## Collected data entries:
┄┄┄┄┄┄┄┄┄┄

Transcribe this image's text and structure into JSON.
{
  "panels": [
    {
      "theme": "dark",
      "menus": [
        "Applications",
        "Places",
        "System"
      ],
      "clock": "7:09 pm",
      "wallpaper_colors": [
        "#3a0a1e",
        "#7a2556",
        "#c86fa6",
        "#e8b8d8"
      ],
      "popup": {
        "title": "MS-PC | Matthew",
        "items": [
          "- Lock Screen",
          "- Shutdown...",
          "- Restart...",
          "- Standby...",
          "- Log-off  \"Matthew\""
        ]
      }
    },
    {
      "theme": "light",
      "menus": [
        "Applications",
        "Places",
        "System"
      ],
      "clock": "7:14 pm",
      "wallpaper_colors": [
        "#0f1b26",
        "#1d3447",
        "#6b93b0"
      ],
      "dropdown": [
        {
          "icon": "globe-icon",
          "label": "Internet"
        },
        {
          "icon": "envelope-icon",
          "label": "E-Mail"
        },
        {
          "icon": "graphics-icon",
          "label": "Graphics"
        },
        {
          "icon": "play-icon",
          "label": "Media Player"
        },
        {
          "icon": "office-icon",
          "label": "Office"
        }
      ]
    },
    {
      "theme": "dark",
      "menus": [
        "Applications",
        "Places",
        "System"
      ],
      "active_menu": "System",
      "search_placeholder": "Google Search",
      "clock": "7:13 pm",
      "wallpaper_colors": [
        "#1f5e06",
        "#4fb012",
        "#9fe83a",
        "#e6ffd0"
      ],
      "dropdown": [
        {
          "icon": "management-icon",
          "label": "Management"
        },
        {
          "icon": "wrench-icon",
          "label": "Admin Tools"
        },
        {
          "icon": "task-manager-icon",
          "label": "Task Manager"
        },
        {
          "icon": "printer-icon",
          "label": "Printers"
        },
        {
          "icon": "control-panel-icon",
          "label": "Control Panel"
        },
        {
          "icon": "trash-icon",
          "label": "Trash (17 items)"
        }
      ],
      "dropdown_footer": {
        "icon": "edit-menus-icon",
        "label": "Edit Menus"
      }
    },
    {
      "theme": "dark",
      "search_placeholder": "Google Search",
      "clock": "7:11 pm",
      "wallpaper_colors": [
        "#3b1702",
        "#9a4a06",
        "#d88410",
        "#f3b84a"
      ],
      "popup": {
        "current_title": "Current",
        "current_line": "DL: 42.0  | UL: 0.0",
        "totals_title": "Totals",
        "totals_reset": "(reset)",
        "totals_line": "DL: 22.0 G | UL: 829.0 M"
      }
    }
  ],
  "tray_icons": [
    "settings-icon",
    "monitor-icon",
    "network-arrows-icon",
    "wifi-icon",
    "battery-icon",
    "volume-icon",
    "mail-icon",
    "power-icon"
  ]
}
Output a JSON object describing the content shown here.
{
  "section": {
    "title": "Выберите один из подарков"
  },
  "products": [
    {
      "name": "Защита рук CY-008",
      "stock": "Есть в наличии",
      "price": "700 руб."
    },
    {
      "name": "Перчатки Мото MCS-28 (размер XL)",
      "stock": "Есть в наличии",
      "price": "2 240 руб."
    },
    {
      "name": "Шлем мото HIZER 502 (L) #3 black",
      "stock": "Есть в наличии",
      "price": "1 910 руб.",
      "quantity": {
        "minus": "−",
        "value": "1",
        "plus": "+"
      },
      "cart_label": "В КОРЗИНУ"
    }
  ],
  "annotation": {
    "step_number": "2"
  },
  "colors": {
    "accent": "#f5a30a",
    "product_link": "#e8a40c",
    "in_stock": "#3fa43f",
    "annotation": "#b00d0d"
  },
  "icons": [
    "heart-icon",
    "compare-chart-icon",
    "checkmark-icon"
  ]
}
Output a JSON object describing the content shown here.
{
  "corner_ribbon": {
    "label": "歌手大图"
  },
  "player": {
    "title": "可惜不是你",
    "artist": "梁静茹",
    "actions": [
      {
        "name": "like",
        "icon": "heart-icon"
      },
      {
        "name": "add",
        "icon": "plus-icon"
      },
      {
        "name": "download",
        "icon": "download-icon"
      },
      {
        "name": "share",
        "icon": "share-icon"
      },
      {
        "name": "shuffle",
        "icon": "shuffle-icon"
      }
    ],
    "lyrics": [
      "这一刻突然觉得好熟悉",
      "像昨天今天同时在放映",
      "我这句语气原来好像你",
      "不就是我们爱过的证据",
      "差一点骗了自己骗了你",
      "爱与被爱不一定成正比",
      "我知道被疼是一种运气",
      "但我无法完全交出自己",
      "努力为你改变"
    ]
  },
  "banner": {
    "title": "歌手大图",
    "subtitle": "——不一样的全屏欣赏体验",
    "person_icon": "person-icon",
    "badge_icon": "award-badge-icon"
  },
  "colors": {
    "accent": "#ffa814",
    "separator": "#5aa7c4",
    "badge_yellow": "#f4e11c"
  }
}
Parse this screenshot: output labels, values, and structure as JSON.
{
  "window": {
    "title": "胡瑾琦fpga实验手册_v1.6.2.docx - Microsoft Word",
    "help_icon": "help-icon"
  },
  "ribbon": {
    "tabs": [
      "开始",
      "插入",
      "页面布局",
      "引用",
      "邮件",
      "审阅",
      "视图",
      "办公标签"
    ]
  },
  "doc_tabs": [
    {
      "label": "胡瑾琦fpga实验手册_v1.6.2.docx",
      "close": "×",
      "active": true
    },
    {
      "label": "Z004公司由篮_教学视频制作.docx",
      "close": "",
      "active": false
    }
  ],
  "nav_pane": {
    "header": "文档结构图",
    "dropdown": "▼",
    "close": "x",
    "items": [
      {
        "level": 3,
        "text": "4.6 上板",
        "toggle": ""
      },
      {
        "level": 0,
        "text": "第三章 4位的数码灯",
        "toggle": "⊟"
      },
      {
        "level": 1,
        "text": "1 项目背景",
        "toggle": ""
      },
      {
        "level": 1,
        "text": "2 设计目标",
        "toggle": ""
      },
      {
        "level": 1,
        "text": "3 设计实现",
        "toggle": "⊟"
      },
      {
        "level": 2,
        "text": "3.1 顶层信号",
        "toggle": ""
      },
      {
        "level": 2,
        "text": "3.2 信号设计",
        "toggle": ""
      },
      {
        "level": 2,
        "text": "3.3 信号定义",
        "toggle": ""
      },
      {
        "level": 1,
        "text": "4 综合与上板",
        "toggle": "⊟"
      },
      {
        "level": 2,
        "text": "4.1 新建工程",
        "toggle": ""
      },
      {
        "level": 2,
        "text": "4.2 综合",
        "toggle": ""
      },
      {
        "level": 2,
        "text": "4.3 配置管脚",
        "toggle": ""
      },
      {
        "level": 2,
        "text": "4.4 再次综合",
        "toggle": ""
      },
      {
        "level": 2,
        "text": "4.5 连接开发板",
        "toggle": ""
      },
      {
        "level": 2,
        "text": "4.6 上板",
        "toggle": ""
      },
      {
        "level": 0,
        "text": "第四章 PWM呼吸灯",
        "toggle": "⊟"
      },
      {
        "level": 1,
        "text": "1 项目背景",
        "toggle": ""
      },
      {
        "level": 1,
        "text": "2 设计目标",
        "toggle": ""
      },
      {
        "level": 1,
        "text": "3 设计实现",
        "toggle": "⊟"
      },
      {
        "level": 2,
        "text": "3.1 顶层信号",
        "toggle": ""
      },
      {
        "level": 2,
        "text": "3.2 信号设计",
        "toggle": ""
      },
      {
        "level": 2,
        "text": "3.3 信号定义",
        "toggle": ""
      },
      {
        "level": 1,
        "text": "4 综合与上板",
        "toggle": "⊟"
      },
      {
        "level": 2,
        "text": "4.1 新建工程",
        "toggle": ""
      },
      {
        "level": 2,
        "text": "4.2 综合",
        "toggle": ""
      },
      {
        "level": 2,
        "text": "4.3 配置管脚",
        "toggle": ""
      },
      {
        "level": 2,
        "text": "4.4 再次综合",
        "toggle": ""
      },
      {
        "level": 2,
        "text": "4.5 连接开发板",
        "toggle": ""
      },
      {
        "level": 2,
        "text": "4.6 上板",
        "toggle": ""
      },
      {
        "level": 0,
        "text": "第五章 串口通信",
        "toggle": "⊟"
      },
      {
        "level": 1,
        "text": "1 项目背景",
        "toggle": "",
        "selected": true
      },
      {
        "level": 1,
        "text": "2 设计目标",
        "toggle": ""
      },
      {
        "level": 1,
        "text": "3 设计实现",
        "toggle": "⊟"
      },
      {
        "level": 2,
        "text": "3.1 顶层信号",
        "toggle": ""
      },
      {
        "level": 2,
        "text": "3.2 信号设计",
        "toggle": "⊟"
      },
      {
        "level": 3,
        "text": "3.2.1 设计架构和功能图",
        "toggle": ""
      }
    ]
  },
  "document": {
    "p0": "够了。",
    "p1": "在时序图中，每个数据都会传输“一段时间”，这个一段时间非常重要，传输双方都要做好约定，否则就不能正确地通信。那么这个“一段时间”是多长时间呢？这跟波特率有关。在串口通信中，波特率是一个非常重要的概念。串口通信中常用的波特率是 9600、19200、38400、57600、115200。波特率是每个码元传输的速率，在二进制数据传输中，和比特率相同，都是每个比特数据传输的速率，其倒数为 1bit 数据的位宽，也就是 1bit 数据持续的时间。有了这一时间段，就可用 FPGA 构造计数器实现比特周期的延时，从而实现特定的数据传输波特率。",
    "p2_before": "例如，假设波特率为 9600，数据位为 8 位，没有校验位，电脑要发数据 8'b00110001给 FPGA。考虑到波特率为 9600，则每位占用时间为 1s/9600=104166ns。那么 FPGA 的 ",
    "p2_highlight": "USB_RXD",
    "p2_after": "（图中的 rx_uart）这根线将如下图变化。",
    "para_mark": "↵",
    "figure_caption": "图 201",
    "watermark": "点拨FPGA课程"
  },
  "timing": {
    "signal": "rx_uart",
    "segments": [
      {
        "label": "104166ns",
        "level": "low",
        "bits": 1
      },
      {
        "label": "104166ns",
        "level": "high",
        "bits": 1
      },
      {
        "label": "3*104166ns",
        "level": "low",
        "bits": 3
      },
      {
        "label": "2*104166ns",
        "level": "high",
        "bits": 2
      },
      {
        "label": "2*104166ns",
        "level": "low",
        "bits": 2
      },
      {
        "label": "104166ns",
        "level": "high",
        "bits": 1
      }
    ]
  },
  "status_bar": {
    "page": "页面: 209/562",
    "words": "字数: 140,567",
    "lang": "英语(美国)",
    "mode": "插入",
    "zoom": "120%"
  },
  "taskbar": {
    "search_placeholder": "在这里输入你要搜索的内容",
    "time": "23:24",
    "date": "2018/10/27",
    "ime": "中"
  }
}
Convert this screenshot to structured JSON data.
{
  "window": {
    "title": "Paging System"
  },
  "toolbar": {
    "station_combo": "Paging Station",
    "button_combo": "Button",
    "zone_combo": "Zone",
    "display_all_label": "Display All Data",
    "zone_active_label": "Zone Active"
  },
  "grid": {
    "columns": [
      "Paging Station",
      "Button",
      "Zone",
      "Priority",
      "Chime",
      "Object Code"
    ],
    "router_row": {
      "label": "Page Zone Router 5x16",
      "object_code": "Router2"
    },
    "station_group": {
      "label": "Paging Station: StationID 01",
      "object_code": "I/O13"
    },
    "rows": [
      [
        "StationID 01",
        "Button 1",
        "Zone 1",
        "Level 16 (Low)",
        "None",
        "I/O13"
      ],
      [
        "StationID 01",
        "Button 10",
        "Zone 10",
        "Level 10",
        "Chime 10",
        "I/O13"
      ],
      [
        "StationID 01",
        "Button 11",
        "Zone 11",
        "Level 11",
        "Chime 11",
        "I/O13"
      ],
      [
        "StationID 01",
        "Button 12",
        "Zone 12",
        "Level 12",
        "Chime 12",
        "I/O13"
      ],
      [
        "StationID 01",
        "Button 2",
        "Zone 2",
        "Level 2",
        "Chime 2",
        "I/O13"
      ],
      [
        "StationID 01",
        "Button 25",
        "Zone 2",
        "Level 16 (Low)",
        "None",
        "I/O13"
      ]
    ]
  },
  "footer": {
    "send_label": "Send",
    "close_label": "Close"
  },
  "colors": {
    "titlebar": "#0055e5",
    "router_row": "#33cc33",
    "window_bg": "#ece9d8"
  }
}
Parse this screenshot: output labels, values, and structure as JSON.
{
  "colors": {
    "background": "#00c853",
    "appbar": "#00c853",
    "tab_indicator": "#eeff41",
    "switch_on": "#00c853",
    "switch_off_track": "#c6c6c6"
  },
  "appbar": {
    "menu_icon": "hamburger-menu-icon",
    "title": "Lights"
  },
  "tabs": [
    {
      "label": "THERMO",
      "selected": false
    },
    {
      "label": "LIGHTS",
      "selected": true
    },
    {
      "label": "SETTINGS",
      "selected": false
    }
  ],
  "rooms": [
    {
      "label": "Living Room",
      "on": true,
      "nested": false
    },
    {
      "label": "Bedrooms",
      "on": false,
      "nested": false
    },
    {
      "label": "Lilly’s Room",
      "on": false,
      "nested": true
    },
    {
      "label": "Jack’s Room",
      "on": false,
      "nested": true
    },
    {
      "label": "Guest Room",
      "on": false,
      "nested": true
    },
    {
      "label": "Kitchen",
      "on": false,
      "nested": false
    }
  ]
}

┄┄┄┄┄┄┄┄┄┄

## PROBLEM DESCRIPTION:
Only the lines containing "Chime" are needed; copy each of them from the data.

## ANSWER TO THE PROBLEM:
      "Chime",
        "Chime 10",
        "Chime 11",
        "Chime 12",
        "Chime 2",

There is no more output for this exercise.